Work item
Word for word, restate every line of the listing that follows.

Excerpted data
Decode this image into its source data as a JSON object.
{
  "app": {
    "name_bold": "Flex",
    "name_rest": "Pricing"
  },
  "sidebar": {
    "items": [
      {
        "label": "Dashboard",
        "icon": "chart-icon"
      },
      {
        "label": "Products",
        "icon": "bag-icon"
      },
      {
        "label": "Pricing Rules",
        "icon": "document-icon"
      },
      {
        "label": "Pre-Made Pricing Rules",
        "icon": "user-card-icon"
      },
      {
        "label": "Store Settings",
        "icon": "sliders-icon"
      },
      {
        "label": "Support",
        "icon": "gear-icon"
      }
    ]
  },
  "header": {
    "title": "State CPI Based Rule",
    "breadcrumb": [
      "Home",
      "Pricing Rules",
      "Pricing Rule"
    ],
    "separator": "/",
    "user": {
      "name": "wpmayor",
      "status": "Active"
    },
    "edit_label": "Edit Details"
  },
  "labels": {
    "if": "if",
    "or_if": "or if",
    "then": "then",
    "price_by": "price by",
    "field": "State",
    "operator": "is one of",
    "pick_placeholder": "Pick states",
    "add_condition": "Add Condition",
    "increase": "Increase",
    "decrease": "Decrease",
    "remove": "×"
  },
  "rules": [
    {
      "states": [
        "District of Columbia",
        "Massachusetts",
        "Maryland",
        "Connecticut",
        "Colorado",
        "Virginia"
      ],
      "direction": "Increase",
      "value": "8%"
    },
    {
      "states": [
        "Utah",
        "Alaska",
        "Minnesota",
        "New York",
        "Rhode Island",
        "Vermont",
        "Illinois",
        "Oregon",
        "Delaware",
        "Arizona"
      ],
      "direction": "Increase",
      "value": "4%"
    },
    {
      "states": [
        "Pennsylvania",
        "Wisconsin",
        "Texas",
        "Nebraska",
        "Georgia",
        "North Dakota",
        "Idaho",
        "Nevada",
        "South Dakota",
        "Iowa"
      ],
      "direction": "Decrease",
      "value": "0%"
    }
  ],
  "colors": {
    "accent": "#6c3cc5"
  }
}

Your solution
Decode this image into its source data as a JSON object.
{
  "app": {
    "name_bold": "Flex",
    "name_rest": "Pricing"
  },
  "sidebar": {
    "items": [
      {
        "label": "Dashboard",
        "icon": "chart-icon"
      },
      {
        "label": "Products",
        "icon": "bag-icon"
      },
      {
        "label": "Pricing Rules",
        "icon": "document-icon"
      },
      {
        "label": "Pre-Made Pricing Rules",
        "icon": "user-card-icon"
      },
      {
        "label": "Store Settings",
        "icon": "sliders-icon"
      },
      {
        "label": "Support",
        "icon": "gear-icon"
      }
    ]
  },
  "header": {
    "title": "State CPI Based Rule",
    "breadcrumb": [
      "Home",
      "Pricing Rules",
      "Pricing Rule"
    ],
    "separator": "/",
    "user": {
      "name": "wpmayor",
      "status": "Active"
    },
    "edit_label": "Edit Details"
  },
  "labels": {
    "if": "if",
    "or_if": "or if",
    "then": "then",
    "price_by": "price by",
    "field": "State",
    "operator": "is one of",
    "pick_placeholder": "Pick states",
    "add_condition": "Add Condition",
    "increase": "Increase",
    "decrease": "Decrease",
    "remove": "×"
  },
  "rules": [
    {
      "states": [
        "District of Columbia",
        "Massachusetts",
        "Maryland",
        "Connecticut",
        "Colorado",
        "Virginia"
      ],
      "direction": "Increase",
      "value": "8%"
    },
    {
      "states": [
        "Utah",
        "Alaska",
        "Minnesota",
        "New York",
        "Rhode Island",
        "Vermont",
        "Illinois",
        "Oregon",
        "Delaware",
        "Arizona"
      ],
      "direction": "Increase",
      "value": "4%"
    },
    {
      "states": [
        "Pennsylvania",
        "Wisconsin",
        "Texas",
        "Nebraska",
        "Georgia",
        "North Dakota",
        "Idaho",
        "Nevada",
        "South Dakota",
        "Iowa"
      ],
      "direction": "Decrease",
      "value": "0%"
    }
  ],
  "colors": {
    "accent": "#6c3cc5"
  }
}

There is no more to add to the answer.